The “Aakash” to bring the digital world to all!
Finally, a tablet computer within my budget!
Yes, India does have the epic iPad, but most Indians can’t afford one of those (not even this Indian 😦 ) Only the most wealthy can get their hands on that Apple product. The Aakash will be like an alternative to the iPad… Mind you, it will not run as fast nor will it support many of the apps Apple users have grown to love. The touchscreen is supposedly not as sensitive and awesome as the iPad, either. But, on the positive side, it utilizes Google’s Android system; the only iOS that can compete with Apple.
Some things the Aakash does do well: its design supports two USB ports, an LCD touchscreen and it is the size of a paperback book. It has a 660 megahertz processor (that’s relatively slow btw), can let users browse the web and even engage in teleconferencing. Many government officials in India believe this device can make technology affordable in schools and the marketplace all over India.
So, the big issue is whether this device is better based on the price. Aakash has been field tested recently by university students in India, and most have said it does well given its price, but those who have laptops and are familiar with iPads will not enjoy the transition. They do agree that the Aakash will be a great alternative for introducing social media and the Internet to the poor.
Personally, if this will help students learn about the wonders of the Internet and connect them so that they can have many of the same resources as other children, I think this will be a great product. If it turns out to be terrible and never work, then I will be heavily disappointed. The thing about most of the testers’ complaints is that they are comparing it to technology that many of the Aakash’s target audience will probably never have the chance to play with. The target audience won’t get to browse on an iPad or check their Facebook on a MacBook Pro… This is just not feasible.
If these testers think about the audience this product is being marketed to, they should hopefully understand that the Aakash will help those people and they won’t know the difference. I believe the educational value outweighs the inefficiency of the processor and touchscreen factors.

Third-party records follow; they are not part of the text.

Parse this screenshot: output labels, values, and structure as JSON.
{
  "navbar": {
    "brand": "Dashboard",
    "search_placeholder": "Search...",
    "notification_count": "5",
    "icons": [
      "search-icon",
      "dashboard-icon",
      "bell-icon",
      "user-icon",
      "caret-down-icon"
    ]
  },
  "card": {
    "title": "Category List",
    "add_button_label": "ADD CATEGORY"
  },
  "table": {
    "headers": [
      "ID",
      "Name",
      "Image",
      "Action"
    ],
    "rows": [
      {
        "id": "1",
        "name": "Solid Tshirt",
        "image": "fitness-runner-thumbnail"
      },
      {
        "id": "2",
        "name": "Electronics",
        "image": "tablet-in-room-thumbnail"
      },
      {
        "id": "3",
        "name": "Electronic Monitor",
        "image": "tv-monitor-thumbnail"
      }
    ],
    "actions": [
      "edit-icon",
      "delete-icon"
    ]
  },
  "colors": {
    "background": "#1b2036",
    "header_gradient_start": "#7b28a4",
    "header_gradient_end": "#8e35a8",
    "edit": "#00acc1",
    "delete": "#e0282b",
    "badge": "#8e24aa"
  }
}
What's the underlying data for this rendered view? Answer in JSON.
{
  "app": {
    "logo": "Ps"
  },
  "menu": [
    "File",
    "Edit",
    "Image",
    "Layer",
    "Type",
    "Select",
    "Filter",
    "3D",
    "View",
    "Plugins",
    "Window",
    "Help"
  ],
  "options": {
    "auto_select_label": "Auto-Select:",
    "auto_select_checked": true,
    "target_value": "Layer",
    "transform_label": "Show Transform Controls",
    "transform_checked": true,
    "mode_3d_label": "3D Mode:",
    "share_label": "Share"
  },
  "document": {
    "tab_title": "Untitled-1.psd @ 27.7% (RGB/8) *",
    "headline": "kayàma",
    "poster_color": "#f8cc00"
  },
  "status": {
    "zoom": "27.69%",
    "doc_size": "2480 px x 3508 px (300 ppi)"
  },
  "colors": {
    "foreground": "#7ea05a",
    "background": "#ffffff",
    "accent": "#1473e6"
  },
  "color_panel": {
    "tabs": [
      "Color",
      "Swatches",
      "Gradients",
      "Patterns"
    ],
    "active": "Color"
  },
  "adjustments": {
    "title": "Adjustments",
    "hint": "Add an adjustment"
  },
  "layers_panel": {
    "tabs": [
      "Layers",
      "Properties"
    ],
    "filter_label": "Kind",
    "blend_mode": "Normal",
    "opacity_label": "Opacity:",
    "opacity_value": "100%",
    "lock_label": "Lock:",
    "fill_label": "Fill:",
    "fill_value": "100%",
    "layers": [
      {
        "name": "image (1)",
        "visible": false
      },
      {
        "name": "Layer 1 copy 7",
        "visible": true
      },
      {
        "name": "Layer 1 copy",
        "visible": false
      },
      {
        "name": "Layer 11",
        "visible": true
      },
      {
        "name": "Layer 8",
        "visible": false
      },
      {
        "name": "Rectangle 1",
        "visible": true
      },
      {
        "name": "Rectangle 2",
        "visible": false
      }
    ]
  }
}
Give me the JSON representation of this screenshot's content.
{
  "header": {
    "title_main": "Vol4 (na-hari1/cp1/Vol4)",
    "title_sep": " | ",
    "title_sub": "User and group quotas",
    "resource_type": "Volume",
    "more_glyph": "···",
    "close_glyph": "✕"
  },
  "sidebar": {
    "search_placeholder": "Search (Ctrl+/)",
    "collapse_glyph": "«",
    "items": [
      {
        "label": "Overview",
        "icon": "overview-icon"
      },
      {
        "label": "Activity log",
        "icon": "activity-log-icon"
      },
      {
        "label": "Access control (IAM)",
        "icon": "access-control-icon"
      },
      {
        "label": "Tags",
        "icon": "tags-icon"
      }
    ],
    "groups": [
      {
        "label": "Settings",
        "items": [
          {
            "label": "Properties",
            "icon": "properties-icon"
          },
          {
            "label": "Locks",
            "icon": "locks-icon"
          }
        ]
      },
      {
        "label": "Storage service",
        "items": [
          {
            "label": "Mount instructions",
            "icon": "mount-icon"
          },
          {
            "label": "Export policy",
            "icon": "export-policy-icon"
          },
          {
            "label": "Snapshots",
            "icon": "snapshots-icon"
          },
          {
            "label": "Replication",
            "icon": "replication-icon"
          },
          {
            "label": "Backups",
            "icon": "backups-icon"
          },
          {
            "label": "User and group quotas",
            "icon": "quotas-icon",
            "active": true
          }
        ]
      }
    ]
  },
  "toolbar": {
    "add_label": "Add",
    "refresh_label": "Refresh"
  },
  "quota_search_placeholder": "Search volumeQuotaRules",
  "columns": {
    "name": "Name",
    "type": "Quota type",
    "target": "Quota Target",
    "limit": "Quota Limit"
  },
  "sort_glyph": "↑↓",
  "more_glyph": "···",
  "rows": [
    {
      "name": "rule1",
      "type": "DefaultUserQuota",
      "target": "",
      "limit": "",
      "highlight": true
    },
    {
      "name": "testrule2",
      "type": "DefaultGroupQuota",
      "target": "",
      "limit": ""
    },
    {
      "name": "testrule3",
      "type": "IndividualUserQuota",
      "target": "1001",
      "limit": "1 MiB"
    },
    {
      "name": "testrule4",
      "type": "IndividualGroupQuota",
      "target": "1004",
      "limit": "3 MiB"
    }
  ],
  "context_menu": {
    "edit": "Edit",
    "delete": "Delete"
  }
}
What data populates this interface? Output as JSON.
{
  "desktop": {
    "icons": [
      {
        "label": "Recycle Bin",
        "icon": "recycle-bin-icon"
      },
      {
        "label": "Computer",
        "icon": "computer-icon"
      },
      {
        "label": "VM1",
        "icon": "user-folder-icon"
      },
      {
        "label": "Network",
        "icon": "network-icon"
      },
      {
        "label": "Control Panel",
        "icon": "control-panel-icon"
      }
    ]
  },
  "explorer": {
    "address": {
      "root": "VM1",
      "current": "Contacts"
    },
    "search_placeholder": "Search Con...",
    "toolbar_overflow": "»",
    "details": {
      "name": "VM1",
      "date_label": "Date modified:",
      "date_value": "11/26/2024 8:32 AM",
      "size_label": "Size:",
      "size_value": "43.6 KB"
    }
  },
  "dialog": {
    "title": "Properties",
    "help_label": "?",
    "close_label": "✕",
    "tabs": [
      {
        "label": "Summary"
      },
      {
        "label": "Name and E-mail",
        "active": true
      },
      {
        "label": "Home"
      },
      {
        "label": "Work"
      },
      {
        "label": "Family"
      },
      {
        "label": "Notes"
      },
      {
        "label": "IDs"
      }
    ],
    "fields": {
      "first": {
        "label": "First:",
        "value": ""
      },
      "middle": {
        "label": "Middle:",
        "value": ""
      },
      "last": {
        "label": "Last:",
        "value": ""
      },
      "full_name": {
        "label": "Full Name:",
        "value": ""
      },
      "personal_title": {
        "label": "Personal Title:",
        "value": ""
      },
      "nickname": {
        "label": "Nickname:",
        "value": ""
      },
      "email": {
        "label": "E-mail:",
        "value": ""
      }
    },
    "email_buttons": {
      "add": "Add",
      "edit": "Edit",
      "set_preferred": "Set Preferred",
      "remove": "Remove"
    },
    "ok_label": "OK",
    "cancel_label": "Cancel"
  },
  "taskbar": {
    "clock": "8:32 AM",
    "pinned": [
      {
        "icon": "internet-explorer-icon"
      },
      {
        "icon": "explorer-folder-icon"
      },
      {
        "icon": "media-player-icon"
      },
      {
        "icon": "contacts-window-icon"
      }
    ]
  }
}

Lastly, I really have no say in this matter… I have not tested out the Aakash yet, but hopefully I will in the future!
Would you ever buy/support a product you know is slower and terrible just because it was cheaper?